#2 Offer To Move Furniture
If you’re a house painter, a flooring guy, or you perform some other home service that may require the moving around of furniture, offer to do it for the customer if you’re physically capable of doing so. This can be an especially valuable service for the elderly and is just one way to make the job less stressful and less of a hassle for your customer.
#3 Go Ahead & Do Small Add-On Services That Don’t Take Much Time
Did your customer mention needing or wanting a small service performed sometime in the future? Offer to do it while you’re already there and have the products needed. If you’re a painter, this can be offering to go ahead and touch up baseboards while you’re in the home. If you’re a chimney sweep, this can be offering to go ahead and fix a damper that’s missing a pin. Offer to change out a light bulb that’s burned out or swap out an air filter. If you’re open minded and listen to your customer, you’ll likely find it easy to identify small ways you can add value and provide additional services without breaking the bank or wasting a lot of valuable time.
#4 Educate Your Customer
One thing you may take for granted as a service professional is your knowledge. You have years of experience and education in a field that most people know nothing about — sharing some of that knowledge can add value to your customer’s life. If you’re a chimney sweep, this may be educating your customer on the best tips for seasoning your wood or getting your fire started. If you’re a house painter, this may be letting your customer know that wiping down a painted wall (especially if it’s a darker color) can leave streaks if a wipeable paint is not used. If keeping their kids’ fingerprints off of their walls is something that’s important to them, recommend a paint product that’s made to be wiped down or washed. These small tips and suggestions can lead to happier customers, and all it takes is a little attention, listening, and sharing.
#5 Be On Time Or Call If You’re Going To Be Late
You might be amazed at how many service professionals are perpetually late and don’t take two seconds to call the next customer and let them know. Most customers will understand that things come up and schedules change, but if you don’t take the time to call and let your customer know you’re not going to make the agreed upon time, your customer will feel disrespected. Make every effort to be on time to each and every appointment — and when things don’t go according to plan, make the phone call, apologize, and let them know when they can expect you and that this isn’t the norm.
Value isn’t always about price, and the sooner you see the difference, the sooner your customers will.

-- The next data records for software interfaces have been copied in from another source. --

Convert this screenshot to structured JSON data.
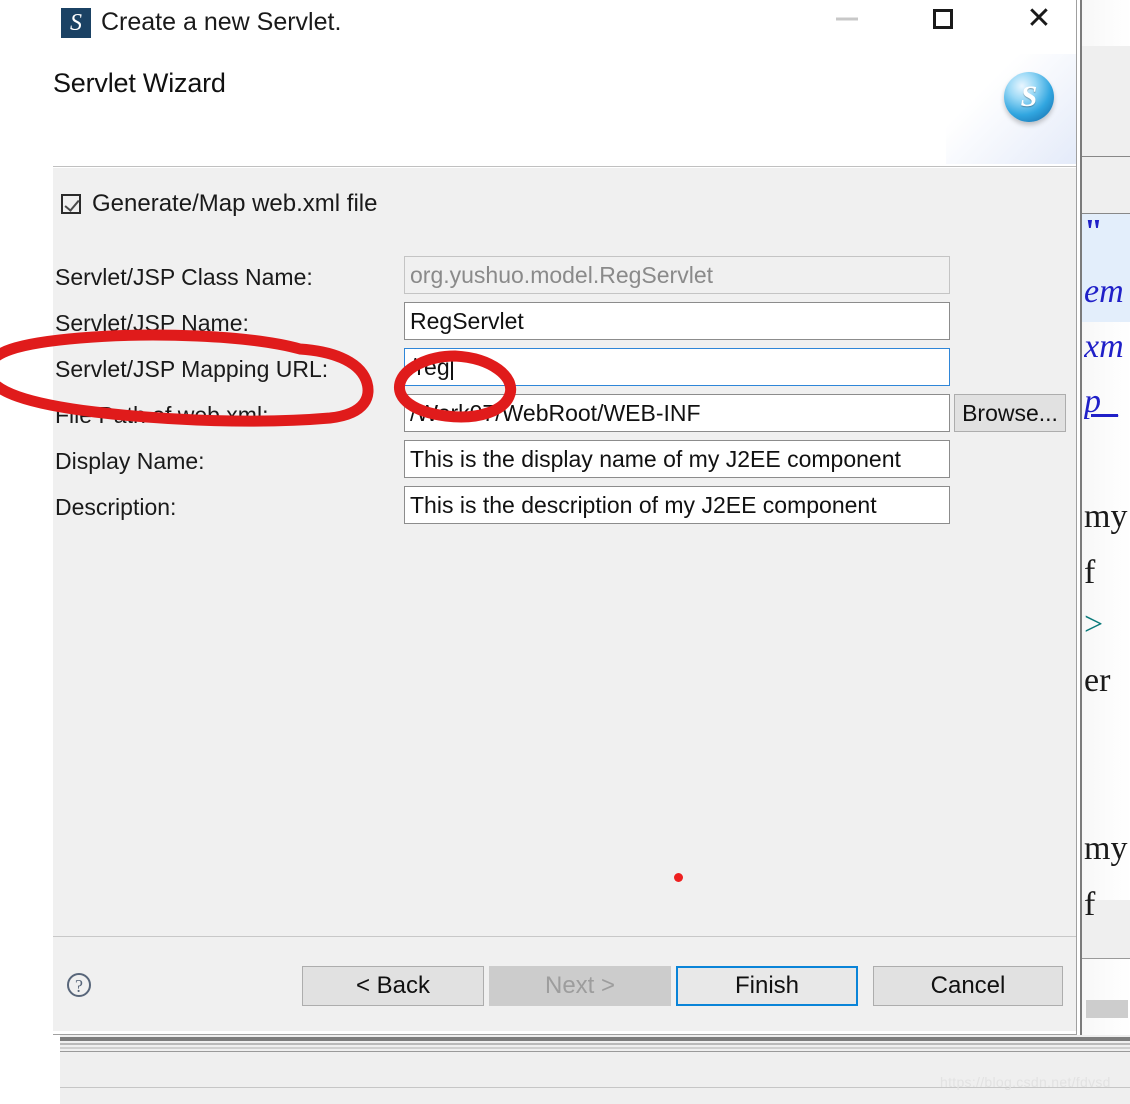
{
  "window": {
    "title": "Create a new Servlet.",
    "icon": "servlet-app-icon",
    "controls": {
      "minimize": "minimize-icon",
      "maximize": "maximize-icon",
      "close": "close-icon"
    }
  },
  "wizard": {
    "heading": "Servlet Wizard",
    "banner_icon": "S"
  },
  "options": {
    "generate_webxml_label": "Generate/Map web.xml file",
    "generate_webxml_checked": true
  },
  "form": {
    "rows": [
      {
        "label": "Servlet/JSP Class Name:",
        "value": "org.yushuo.model.RegServlet",
        "state": "disabled"
      },
      {
        "label": "Servlet/JSP Name:",
        "value": "RegServlet",
        "state": "normal"
      },
      {
        "label": "Servlet/JSP Mapping URL:",
        "value": "/reg",
        "state": "focused"
      },
      {
        "label": "File Path of web.xml:",
        "value": "/Work07/WebRoot/WEB-INF",
        "state": "normal"
      },
      {
        "label": "Display Name:",
        "value": "This is the display name of my J2EE component",
        "state": "normal"
      },
      {
        "label": "Description:",
        "value": "This is the description of my J2EE component",
        "state": "normal"
      }
    ],
    "browse_label": "Browse..."
  },
  "footer": {
    "help_icon": "?",
    "buttons": [
      {
        "label": "< Back",
        "state": "normal"
      },
      {
        "label": "Next >",
        "state": "disabled"
      },
      {
        "label": "Finish",
        "state": "default"
      },
      {
        "label": "Cancel",
        "state": "normal"
      }
    ]
  },
  "annotations": {
    "color": "#e01b1b",
    "ellipse_label": "ellipse around Servlet/JSP Mapping URL label",
    "ellipse_value": "ellipse around /reg value",
    "dot": "red-dot-mark"
  },
  "background_editor": {
    "code_fragments": [
      "\"",
      "em",
      "xm",
      "p_",
      "my",
      "f",
      ">",
      "er",
      "my",
      "f"
    ]
  },
  "watermark": "https://blog.csdn.net/fdvsd"
}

So get creative and look for ways to make your company the greatest value. Then, those cheaper options won’t even compare.